But in order to grab that share of the competition, it is essential to get it right from the word go – there are no second chances, believes Rebler, particularly on Sheikh Zayed Road for a hotel that is not necessarily the most straightforward of places to get to.
“People will come to begin with because we are new. If you don’t get it right the first time, you are yesterday’s news,” he says.
One key factor he believes will see them through is the attitude of the outlet towards its people and its customers. While all restaurants in the UAE have great “hardware” he says, it’s the food, service and the “welcome” people get that will keep them coming back.
“One thing we have is the Marriott culture – the caring culture. We’ve done a fantastic job hiring and training. Our culture – that we take care of our associates and they take care of the guests – is something that we intend, and I think will, carry on.”
Tuttle adds that alongside that culture is the ability to keep it simple – and that comes back down to having the right talent in each of the right outlets to “pull through that authenticity”.
“Dubai is now full of restaurants; new outlets tend to over think it. They think you need to create something new and exciting whereas we are taking the approach – the Italian restaurant, let’s just make great Italian food – not an Italian Thai fusion.
Everybody thinks they have to have a celeb chef; it’s important to have one or two to get people in but really we want to just source great products, serve great food – this is going to speak for itself. Everyone really over thinks this industry too much.”
Overall, there is a feeling of confidence oozing through the walls of the new JW Marriott Marquis Hotel Dubai, with every single member of staff stopping to smile and going above and beyond what you’d normally expect to welcome you. But this is defining – says Tuttle, who by this time next year, wants JWMM to be the “talk of the town.”
“We want to compete for ‘best of’ in each category,” says Rebler. “Our ambition is no less than anybody else’s. We want to be the best in what we do – we want people to rave about the experience here. Nothing less than that will satisfy us. We think the pie in Dubai is big enough for everybody to be successful, we just want to be successful,” he concludes.

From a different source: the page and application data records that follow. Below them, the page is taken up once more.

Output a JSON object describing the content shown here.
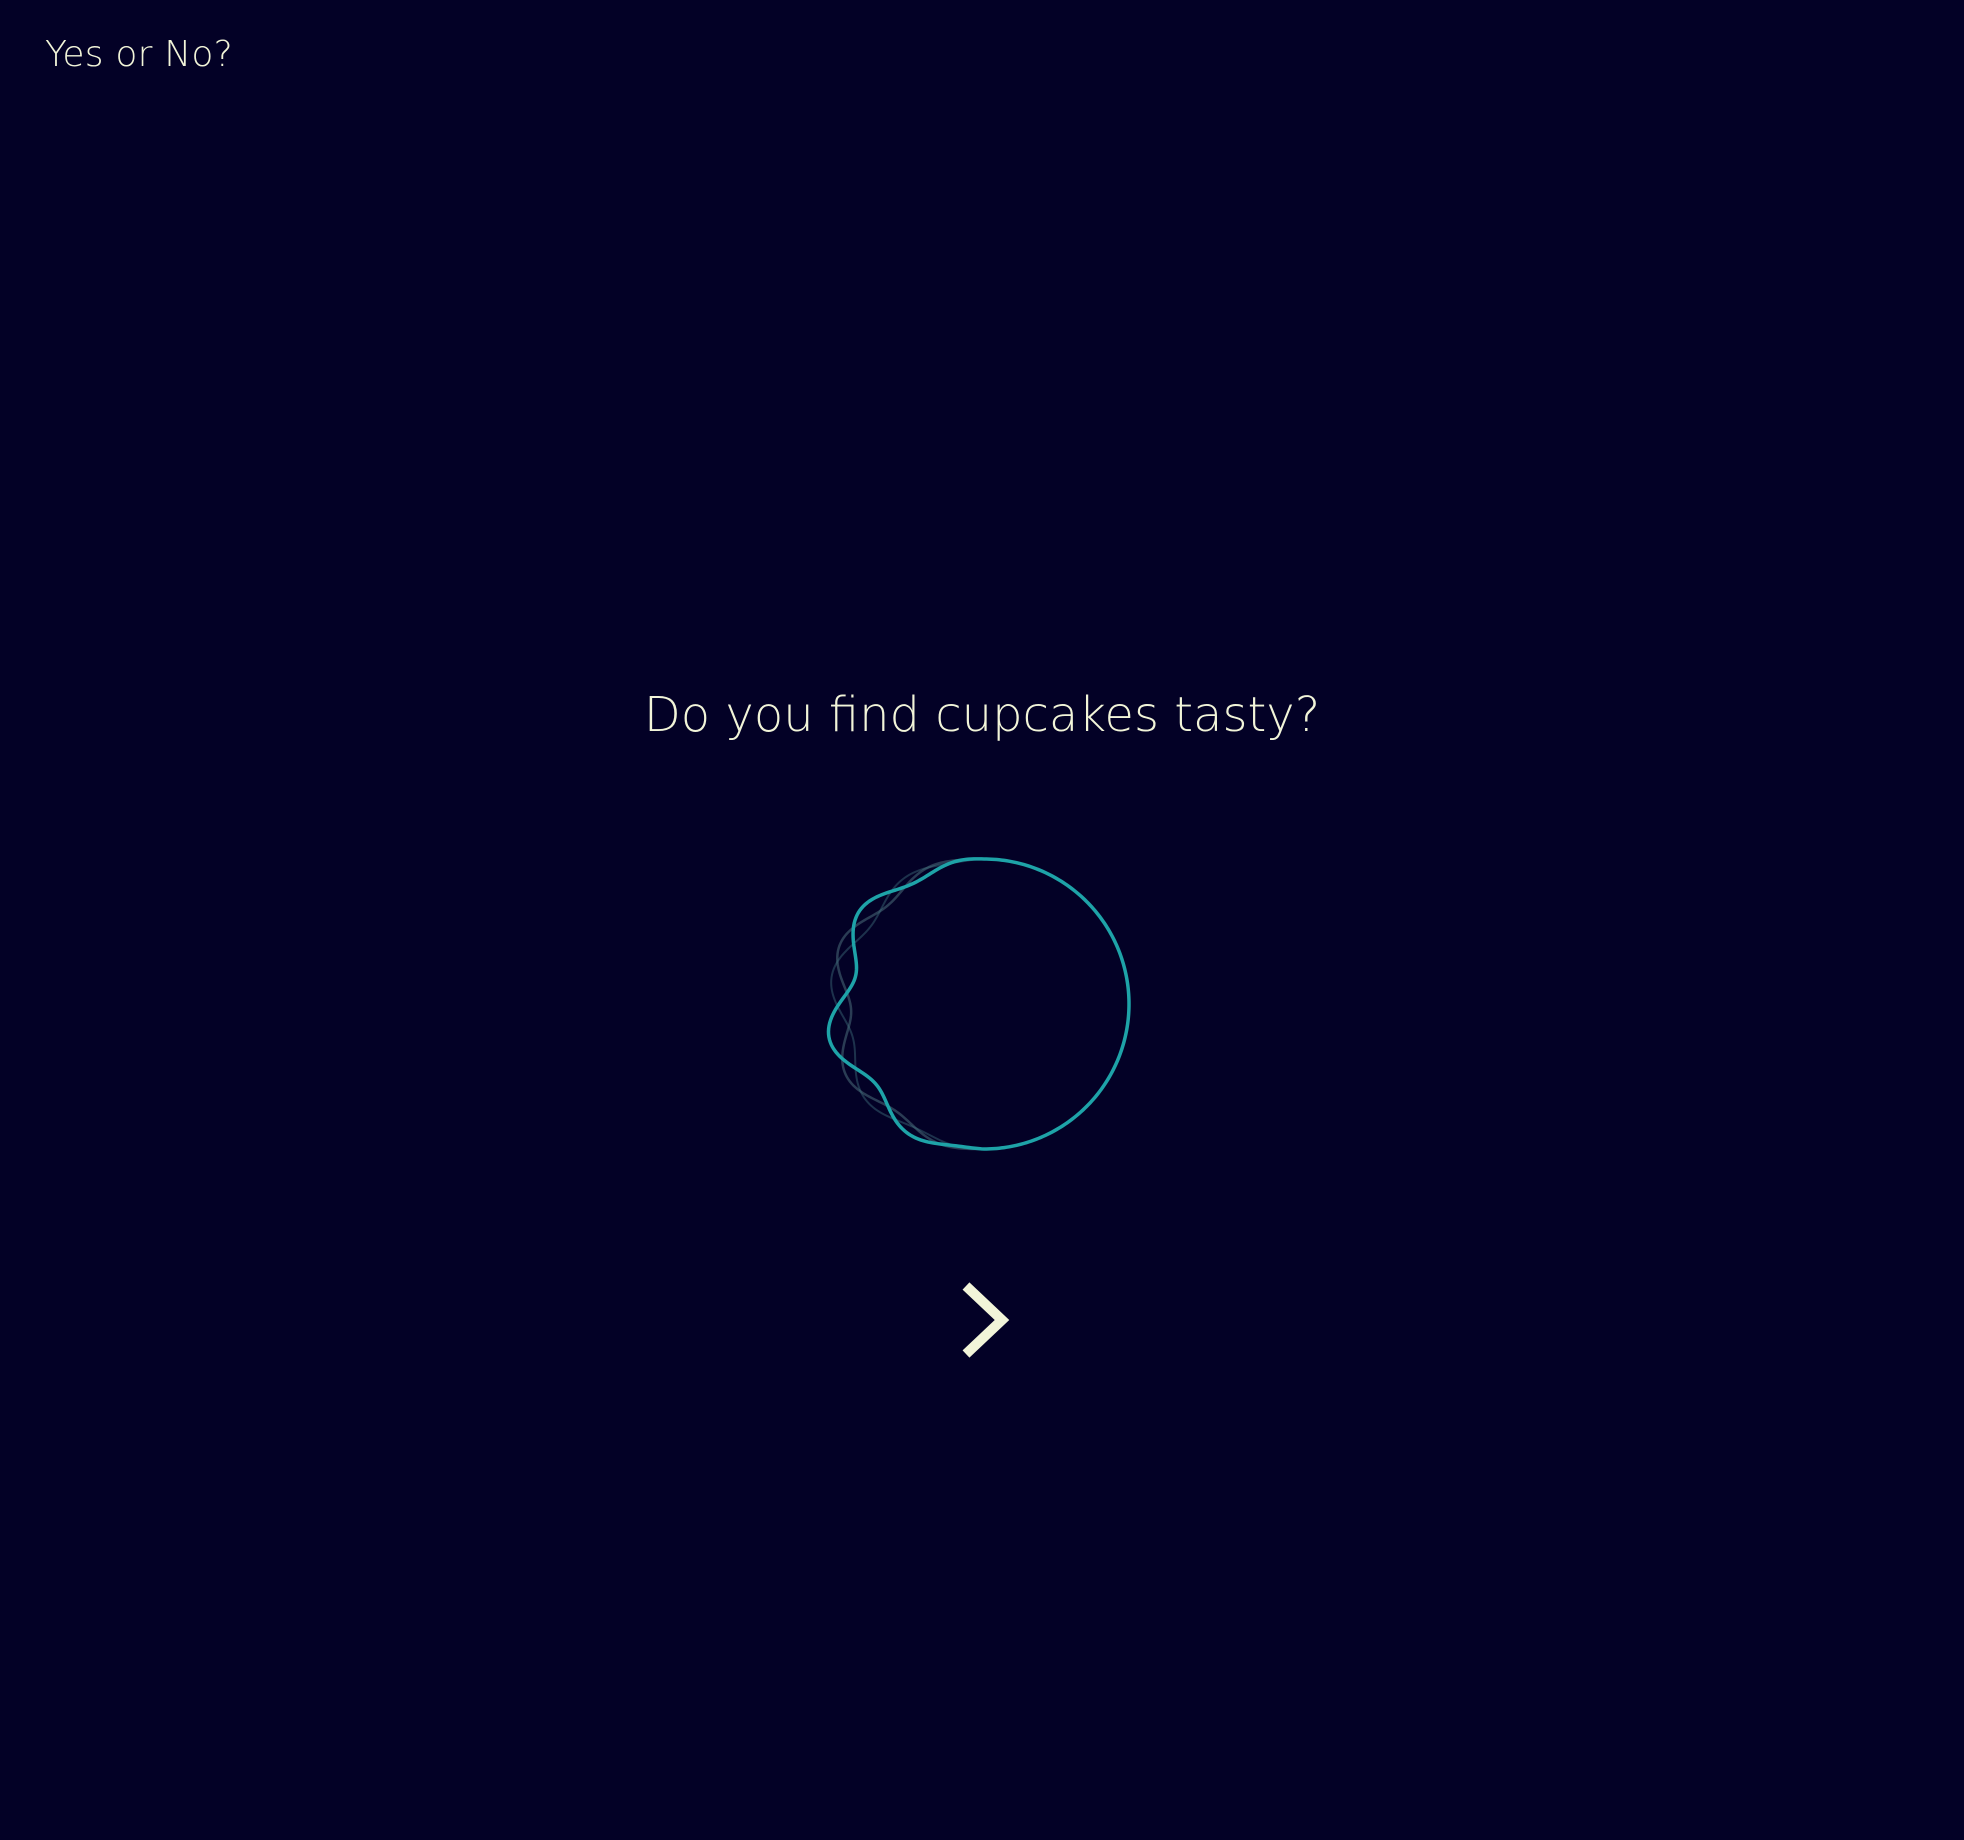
{
  "app": {
    "title": "Yes or No?"
  },
  "prompt": {
    "question": "Do you find cupcakes tasty?"
  },
  "orb": {
    "icon": "waveform-circle-icon",
    "color_primary": "#1ea3a8",
    "color_faded": "#4a6e7a"
  },
  "next": {
    "icon": "chevron-right-icon",
    "color": "#f2f5d9"
  },
  "colors": {
    "background": "#030126",
    "text": "#f2f5d9"
  }
}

- 800 Staff on F&B team
- 72 Floors across the hotel
- 2500 Seats across F&B outlets